Rethinking Rehabilitation


When Hamilton Health Sciences (HHS) opened the new Regional Rehabilitation Centre at its Hamilton General Hospital campus this past fall, it was truly an exciting day for the community.

Not only was the 100,000 square foot, three-storey project completed on time and on budget, the facility was designed to meet the needs of its unique patient population by incorporating principles of the Ontarians With Disabilities Act.

The Regional Rehabilitation Centre consolidated services offered by HHS throughout the City of Hamilton to one site and now gives patients access to expanded programs and services in a fully accessible, state-of-the-art healing environment.

The Regional Rehabilitation Centre provides 91 inpatient beds allowing staff to care for stroke, spinal cord injury, amputee, trauma, neurobehavioral and acquired brain injury rehabilitation patients.

The building has many unique features including an accessible bridge connection to Hamilton General Hospital allowing patients and staff better access to acute medical and clinical services and resources.
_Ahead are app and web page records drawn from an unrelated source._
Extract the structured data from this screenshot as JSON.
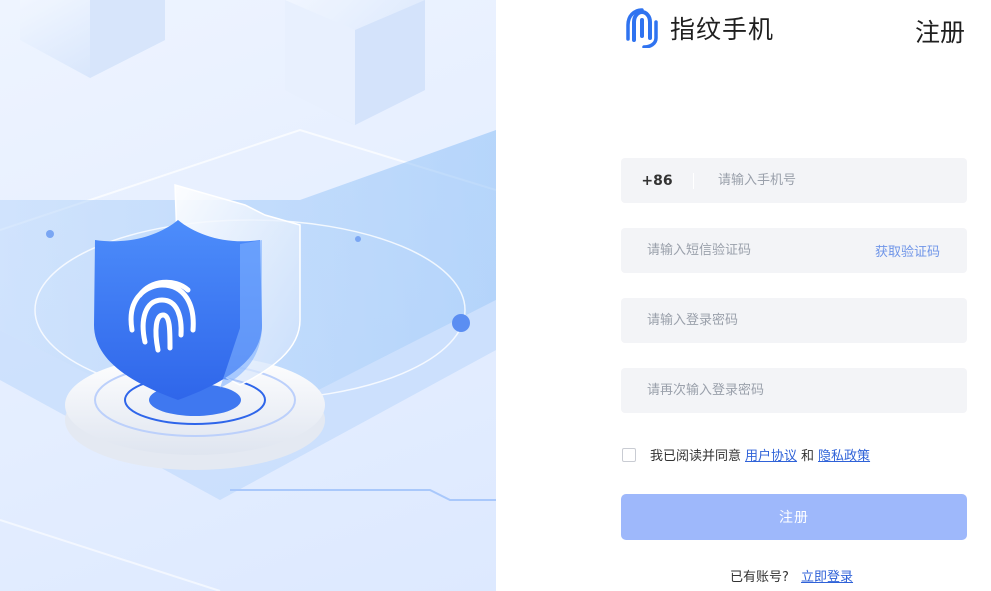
{
  "brand": {
    "name": "指纹手机",
    "logo_icon": "fingerprint-clip-logo",
    "accent": "#2f73f0"
  },
  "header": {
    "title": "注册"
  },
  "form": {
    "phone": {
      "prefix": "+86",
      "placeholder": "请输入手机号"
    },
    "sms_code": {
      "placeholder": "请输入短信验证码",
      "action": "获取验证码"
    },
    "password": {
      "placeholder": "请输入登录密码"
    },
    "confirm_password": {
      "placeholder": "请再次输入登录密码"
    },
    "agreement": {
      "text": "我已阅读并同意",
      "user_link": "用户协议",
      "and": "和",
      "privacy_link": "隐私政策",
      "checked": false
    },
    "submit_label": "注册"
  },
  "footer": {
    "prompt": "已有账号?",
    "login_link": "立即登录"
  },
  "hero": {
    "icon": "fingerprint-shield-icon"
  },
  "colors": {
    "button": "#9eb8fb",
    "link": "#2f62d8",
    "field_bg": "#f3f4f7"
  }
}
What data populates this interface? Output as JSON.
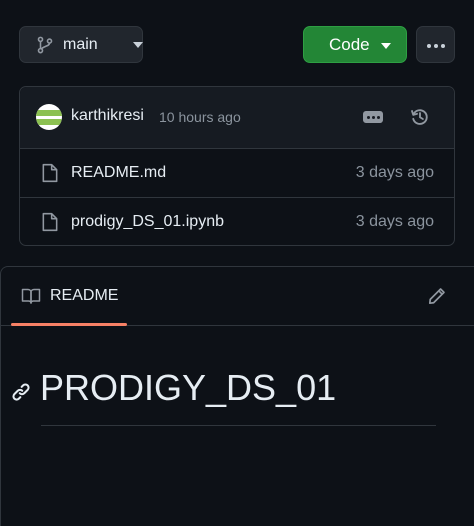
{
  "branch": {
    "name": "main",
    "icon": "git-branch-icon"
  },
  "code_button": {
    "label": "Code",
    "color": "#238636"
  },
  "more_button": {
    "icon": "kebab-horizontal-icon"
  },
  "latest_commit": {
    "author": "karthikresi",
    "time": "10 hours ago",
    "message_toggle_icon": "ellipsis-icon",
    "history_icon": "history-icon"
  },
  "files": [
    {
      "name": "README.md",
      "date": "3 days ago",
      "icon": "file-icon"
    },
    {
      "name": "prodigy_DS_01.ipynb",
      "date": "3 days ago",
      "icon": "file-icon"
    }
  ],
  "readme": {
    "tab_label": "README",
    "tab_icon": "book-icon",
    "edit_icon": "pencil-icon",
    "heading": "PRODIGY_DS_01",
    "heading_anchor_icon": "link-icon",
    "accent_color": "#f78166"
  }
}
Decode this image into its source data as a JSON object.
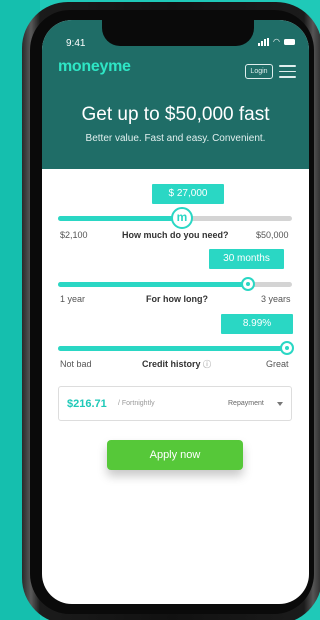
{
  "status": {
    "time": "9:41"
  },
  "header": {
    "logo": "moneyme",
    "login_label": "Login",
    "headline": "Get up to $50,000 fast",
    "subheadline": "Better value. Fast and easy. Convenient."
  },
  "amount_slider": {
    "value_label": "$ 27,000",
    "min_label": "$2,100",
    "label": "How much do you need?",
    "max_label": "$50,000",
    "fraction": 0.53,
    "thumb_glyph": "m"
  },
  "term_slider": {
    "value_label": "30 months",
    "min_label": "1 year",
    "label": "For how long?",
    "max_label": "3 years",
    "fraction": 0.81
  },
  "credit_slider": {
    "value_label": "8.99%",
    "min_label": "Not bad",
    "label": "Credit history",
    "max_label": "Great",
    "fraction": 0.98,
    "info_icon": "info-icon"
  },
  "repayment": {
    "amount": "$216.71",
    "period": "/ Fortnightly",
    "select_label": "Repayment"
  },
  "apply_label": "Apply now",
  "colors": {
    "background": "#1fc9b8",
    "header": "#1f6d67",
    "logo": "#2ee6c5",
    "accent": "#2ad7c4",
    "button": "#56c839"
  }
}
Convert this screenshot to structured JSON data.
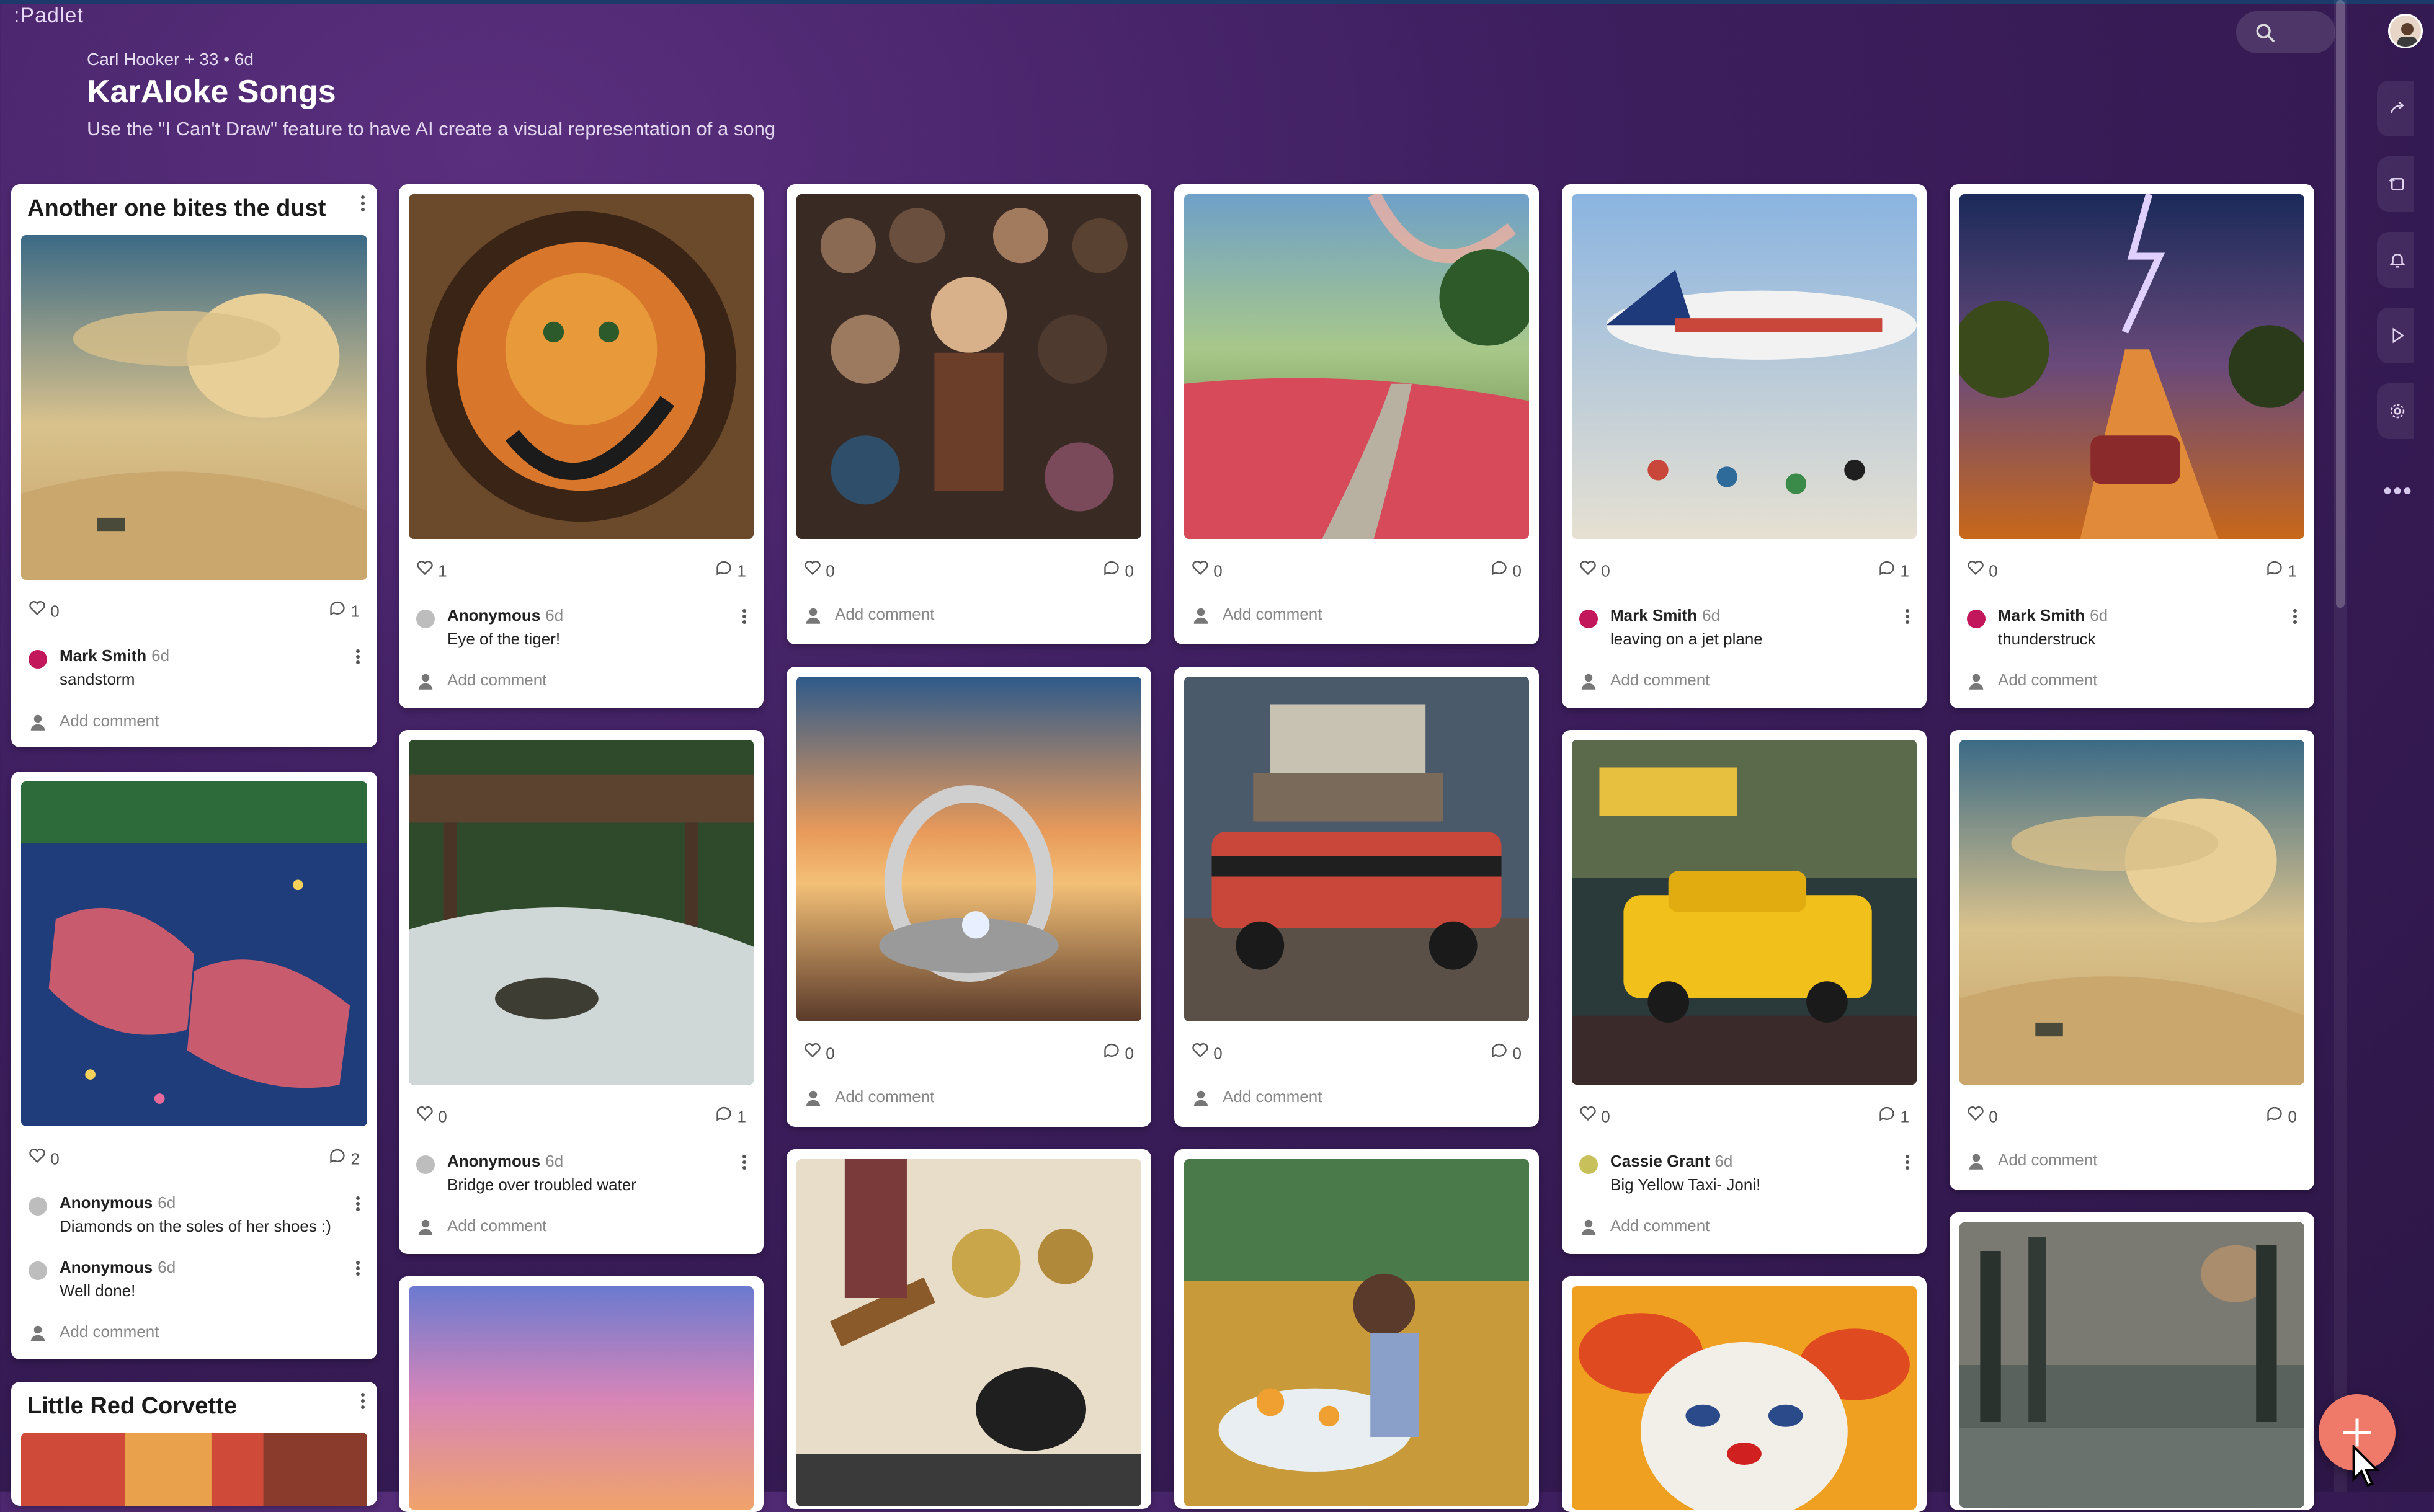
{
  "app": {
    "logo": ":Padlet"
  },
  "header": {
    "meta": "Carl Hooker + 33 • 6d",
    "title": "KarAIoke Songs",
    "description": "Use the \"I Can't Draw\" feature to have AI create a visual representation of a song"
  },
  "toolbar": {
    "search_icon": "search-icon",
    "share_icon": "share-icon",
    "remake_icon": "remake-icon",
    "bell_icon": "bell-icon",
    "play_icon": "play-icon",
    "settings_icon": "gear-icon",
    "more_icon": "more-icon"
  },
  "fab": {
    "icon": "plus-icon"
  },
  "add_comment_label": "Add comment",
  "cards": {
    "c1": {
      "title": "Another one bites the dust",
      "likes": "0",
      "comments": "1",
      "comment1": {
        "author": "Mark Smith",
        "time": "6d",
        "text": "sandstorm"
      }
    },
    "c2": {
      "likes": "1",
      "comments": "1",
      "comment1": {
        "author": "Anonymous",
        "time": "6d",
        "text": "Eye of the tiger!"
      }
    },
    "c3": {
      "likes": "0",
      "comments": "0"
    },
    "c4": {
      "likes": "0",
      "comments": "0"
    },
    "c5": {
      "likes": "0",
      "comments": "1",
      "comment1": {
        "author": "Mark Smith",
        "time": "6d",
        "text": "leaving on a jet plane"
      }
    },
    "c6": {
      "likes": "0",
      "comments": "1",
      "comment1": {
        "author": "Mark Smith",
        "time": "6d",
        "text": "thunderstruck"
      }
    },
    "c7": {
      "likes": "0",
      "comments": "2",
      "comment1": {
        "author": "Anonymous",
        "time": "6d",
        "text": "Diamonds on the soles of her shoes :)"
      },
      "comment2": {
        "author": "Anonymous",
        "time": "6d",
        "text": "Well done!"
      }
    },
    "c8": {
      "likes": "0",
      "comments": "1",
      "comment1": {
        "author": "Anonymous",
        "time": "6d",
        "text": "Bridge over troubled water"
      }
    },
    "c9": {
      "likes": "0",
      "comments": "0"
    },
    "c10": {
      "likes": "0",
      "comments": "0"
    },
    "c11": {
      "likes": "0",
      "comments": "1",
      "comment1": {
        "author": "Cassie Grant",
        "time": "6d",
        "text": "Big Yellow Taxi- Joni!"
      }
    },
    "c12": {
      "likes": "0",
      "comments": "0"
    },
    "c13": {
      "title": "Little Red Corvette"
    }
  }
}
There is a four-level pool for progressive, one-on-one therapy and onsite patient resources including an office of the Canadian Paraplegic Association.

Other unique features include Braille signs and distance markers around the perimeter of the outside walls so patients can measure their rehabilitation progress. Recycled materials of brick, stone and rare cast iron were incorporated into the architectural and aesthetic elements of the building.

A first of its kind in Canada, an outdoor therapeutic track allows inpatients to practice their therapy on different surfaces such as stone, wood and pavement in all weather conditions.

Construction of the Regional Rehabilitation Centre at Hamilton General Hospital began in November 2007 and at the peak of construction, there were more than 250 workers on site daily. Hamilton Health Sciences worked with Infrastructure Ontario to deliver the project under the Province’s Alternative Financing and Procurement model.